06/22/2015 07:18 pm ET Updated Jun 22, 2015

Watch White Southerners Debate The Meaning Of The Confederate Flag

Justin Sullivan via Getty Images

In the aftermath of last week’s Charleston shooting, journalist Jose Antonio Vargas is hoping his new documentary on white privilege will help start a serious conversation on race for young people in the United States.

Scheduled to premier on MTV in July, Vargas says his new film “White People” will look at how young white people view their race.

“We saw last week the dire effects racism, gone unchecked, has on our communities,” Vargas said in a statement Monday. “The need for an honest and open conversation about the roles race and white privilege play in our society is more needed than ever.”

The documentary features Vargas exploring the lives of five white people with different backgrounds and discussing race with Millennials at schools and community centers around the United States.

In one clip from the documentary provided to HuffPost, Vargas moderates a discussion over the Confederate battle flag with a group of young people.

“No, I don’t [see it as a racist symbol]. I know some people do, but they need to learn more about it,” one person says.

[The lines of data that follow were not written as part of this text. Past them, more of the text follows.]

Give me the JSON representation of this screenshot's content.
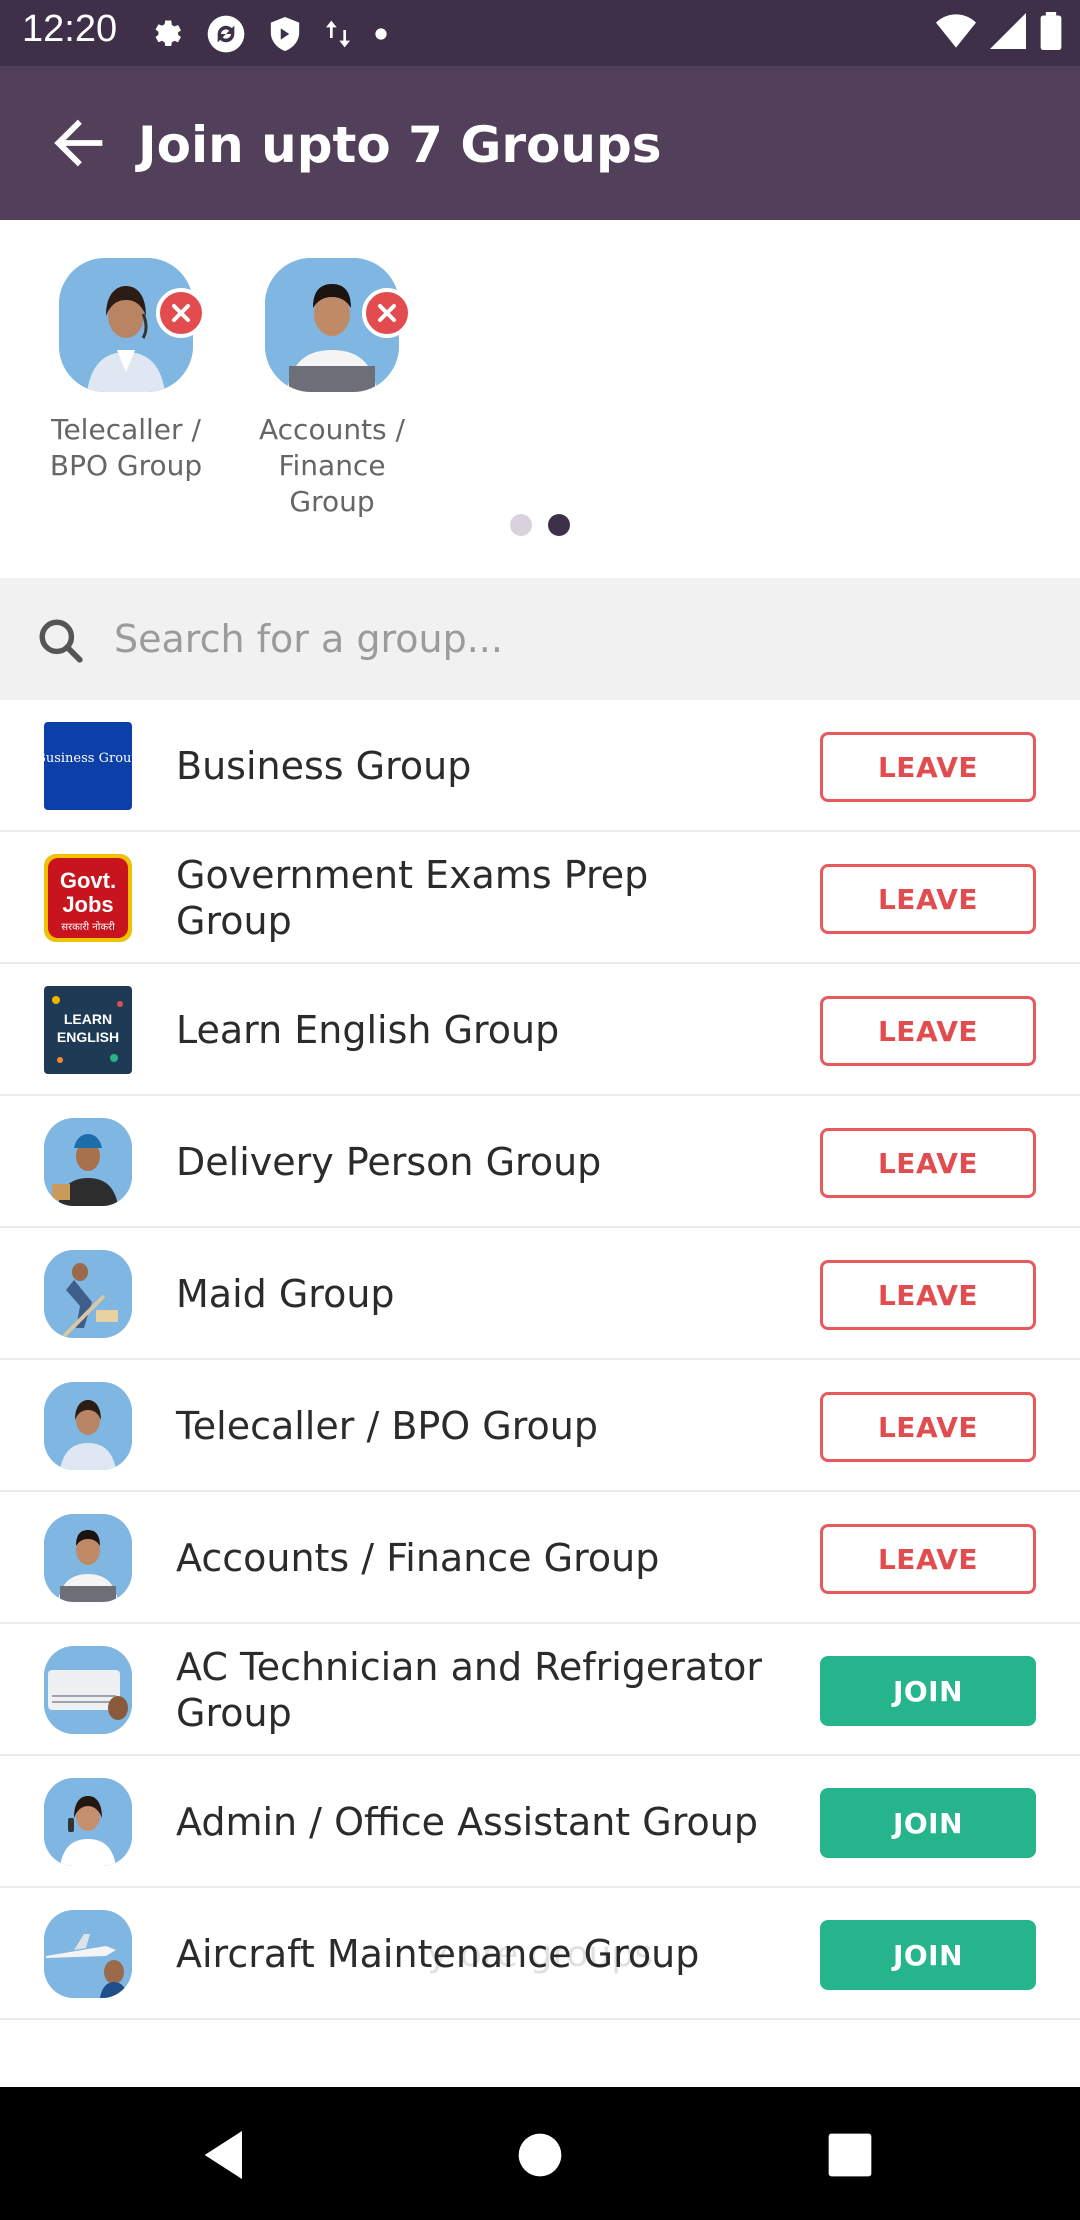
{
  "status_bar": {
    "time": "12:20",
    "left_icons": [
      "settings-icon",
      "sync-icon",
      "shield-icon",
      "data-arrows-icon",
      "dot-icon"
    ],
    "right_icons": [
      "wifi-icon",
      "signal-icon",
      "battery-icon"
    ]
  },
  "app_bar": {
    "title": "Join upto 7 Groups",
    "back_icon": "arrow-left-icon",
    "color": "#523f5a"
  },
  "selected_groups": [
    {
      "label": "Telecaller / BPO Group",
      "icon": "telecaller-avatar"
    },
    {
      "label": "Accounts / Finance Group",
      "icon": "accounts-avatar"
    }
  ],
  "pager": {
    "total": 2,
    "active": 2
  },
  "search": {
    "placeholder": "Search for a group...",
    "value": ""
  },
  "groups": [
    {
      "name": "Business Group",
      "action": "LEAVE",
      "icon": "business-logo",
      "logo_text": "Business Group"
    },
    {
      "name": "Government Exams Prep Group",
      "action": "LEAVE",
      "icon": "govt-jobs-logo",
      "logo_text": "Govt. Jobs",
      "logo_subtext": "सरकारी नोकरी"
    },
    {
      "name": "Learn English Group",
      "action": "LEAVE",
      "icon": "learn-english-logo",
      "logo_text": "LEARN ENGLISH"
    },
    {
      "name": "Delivery Person Group",
      "action": "LEAVE",
      "icon": "delivery-avatar"
    },
    {
      "name": "Maid Group",
      "action": "LEAVE",
      "icon": "maid-avatar"
    },
    {
      "name": "Telecaller / BPO Group",
      "action": "LEAVE",
      "icon": "telecaller-avatar"
    },
    {
      "name": "Accounts / Finance Group",
      "action": "LEAVE",
      "icon": "accounts-avatar"
    },
    {
      "name": "AC Technician and Refrigerator Group",
      "action": "JOIN",
      "icon": "ac-technician-avatar"
    },
    {
      "name": "Admin / Office Assistant Group",
      "action": "JOIN",
      "icon": "admin-avatar"
    },
    {
      "name": "Aircraft Maintenance Group",
      "action": "JOIN",
      "icon": "aircraft-avatar"
    }
  ],
  "ghost_hint": "y     ore groups",
  "colors": {
    "status_bar": "#3e3049",
    "leave": "#e24c4f",
    "join": "#26b48c",
    "remove": "#e24c4f"
  },
  "nav_bar": {
    "icons": [
      "back-triangle-icon",
      "home-circle-icon",
      "recents-square-icon"
    ]
  }
}
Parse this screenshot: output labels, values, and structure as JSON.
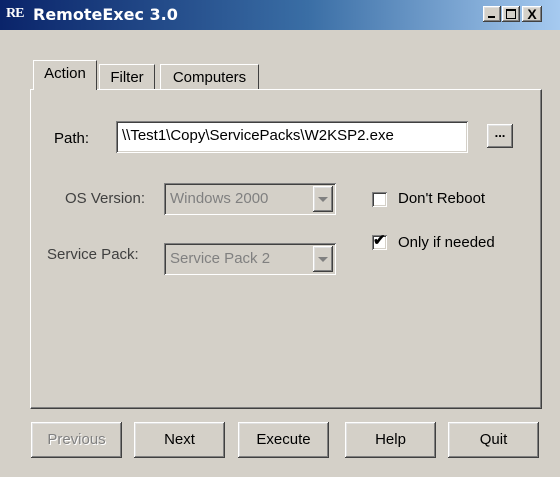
{
  "window": {
    "logo": "RE",
    "title": "RemoteExec 3.0",
    "minimize_icon": "minimize-icon",
    "maximize_icon": "maximize-icon",
    "close_glyph": "X"
  },
  "tabs": [
    {
      "label": "Action",
      "active": true
    },
    {
      "label": "Filter",
      "active": false
    },
    {
      "label": "Computers",
      "active": false
    }
  ],
  "action": {
    "path_label": "Path:",
    "path_value": "\\\\Test1\\Copy\\ServicePacks\\W2KSP2.exe",
    "browse_label": "...",
    "os_label": "OS Version:",
    "os_value": "Windows 2000",
    "os_enabled": false,
    "sp_label": "Service Pack:",
    "sp_value": "Service Pack 2",
    "sp_enabled": false,
    "dont_reboot": {
      "label": "Don't Reboot",
      "checked": false
    },
    "only_if_needed": {
      "label": "Only if needed",
      "checked": true,
      "mark": "✔"
    }
  },
  "buttons": {
    "previous": "Previous",
    "next": "Next",
    "execute": "Execute",
    "help": "Help",
    "quit": "Quit"
  },
  "colors": {
    "titlebar_start": "#0a246a",
    "titlebar_end": "#a6caf0",
    "face": "#d4d0c8",
    "disabled_text": "#808080"
  }
}
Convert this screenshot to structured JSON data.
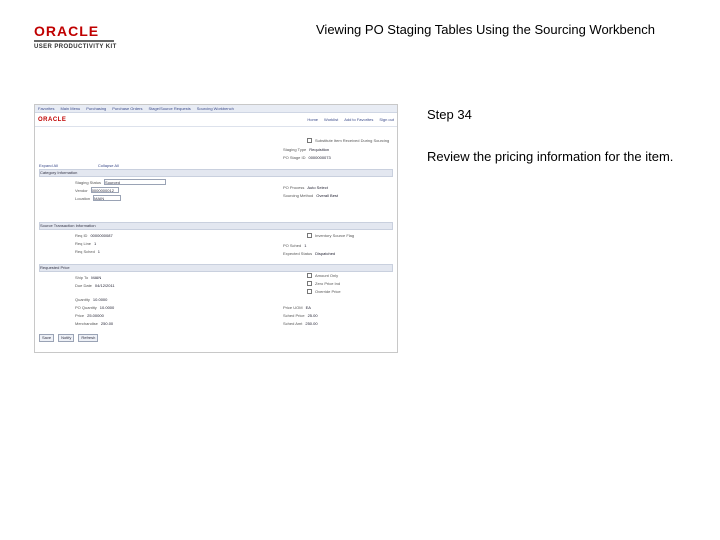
{
  "header": {
    "logo_text": "ORACLE",
    "logo_subtext": "USER PRODUCTIVITY KIT",
    "title": "Viewing PO Staging Tables Using the Sourcing Workbench"
  },
  "step": {
    "label": "Step 34",
    "instruction": "Review the pricing information for the item."
  },
  "screenshot": {
    "app_logo": "ORACLE",
    "nav_items": [
      "Favorites",
      "Main Menu",
      "Purchasing",
      "Purchase Orders",
      "Stage/Source Requests",
      "Sourcing Workbench"
    ],
    "header_links": [
      "Home",
      "Worklist",
      "Add to Favorites",
      "Sign out"
    ],
    "sections": [
      "Category Information",
      "Source Transaction Information",
      "Requested Price"
    ],
    "buttons": [
      "Save",
      "Notify",
      "Refresh"
    ],
    "checkbox_label": "Substitute Item Received During Sourcing",
    "labels": {
      "expand_all": "Expand All",
      "collapse_all": "Collapse All",
      "staging_status": "Staging Status",
      "vendor": "Vendor",
      "location": "Location",
      "req_id": "Req ID",
      "req_line": "Req Line",
      "req_sched": "Req Sched",
      "ship_to": "Ship To",
      "due_date": "Due Date",
      "quantity": "Quantity",
      "po_quantity": "PO Quantity",
      "price": "Price",
      "merchandise": "Merchandise",
      "staging_type": "Staging Type",
      "po_stage_id": "PO Stage ID",
      "po_process": "PO Process",
      "sourcing_method": "Sourcing Method",
      "inventory_source": "Inventory Source Flag",
      "po_sched": "PO Sched",
      "expected_status": "Expected Status",
      "amount_only": "Amount Only",
      "zero_price": "Zero Price Ind",
      "override_price": "Override Price",
      "price_uom": "Price UOM",
      "schedule_price": "Sched Price",
      "schedule_amt": "Sched Amt"
    },
    "values": {
      "staging_status": "Sourced",
      "vendor": "0000000012",
      "location": "MAIN",
      "req_id": "0000000087",
      "req_line": "1",
      "req_sched": "1",
      "ship_to": "MAIN",
      "due_date": "04/12/2011",
      "quantity": "10.0000",
      "po_quantity": "10.0000",
      "price": "25.00000",
      "merchandise": "250.00",
      "staging_type": "Requisition",
      "po_stage_id": "0000000073",
      "po_process": "Auto Select",
      "sourcing_method": "Overall Best",
      "po_sched": "1",
      "expected_status": "Dispatched",
      "price_uom": "EA",
      "schedule_price": "25.00",
      "schedule_amt": "250.00"
    }
  }
}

“If you want to think about the history, you have to think ‘Southern battle for what?’ It was the battle for states’ rights to keep slaves. You cannot separate it from race,” another person says.

“There’s more to it than that,” the first person responds. “That’s the one thing that we care about, but there was a heck of a lot more to it than just slaves."

In light of last week’s shooting, many have called for South Carolina to remove the flag from its state grounds. On Monday, South Carolina Gov. Nikki Haley asked the South Carolina legislature to vote to remove it.

Vargas, who is from the Philippines and is an undocumented immigrant, produced the film with his nonprofit group Define American. Vargas previously worked at publications such as the Washington Post, where he contributed to their Pulitzer Prize-winning coverage of the 2007 Virginia Tech shooting, and the Huffington Post. Earlier this year, Vargas partnered with the Los Angeles Times to launch a new digital project called #EmergingUS, which will cover topics such as race, identity and immigration reform.

MTV, which is airing the documentary as part of its “Look Different” campaign, is calling the documentary “the first-of-its-kind.”

“Whiteness often remains unexamined in conversations about race in this country, even as it acts as the implicit norm against which other racial identities are judged,” MTV President Stephen Friedman said.

The documentary will be premier on July 22 at 8 p.m. ET on MTV. The film will also be simultaneously available online.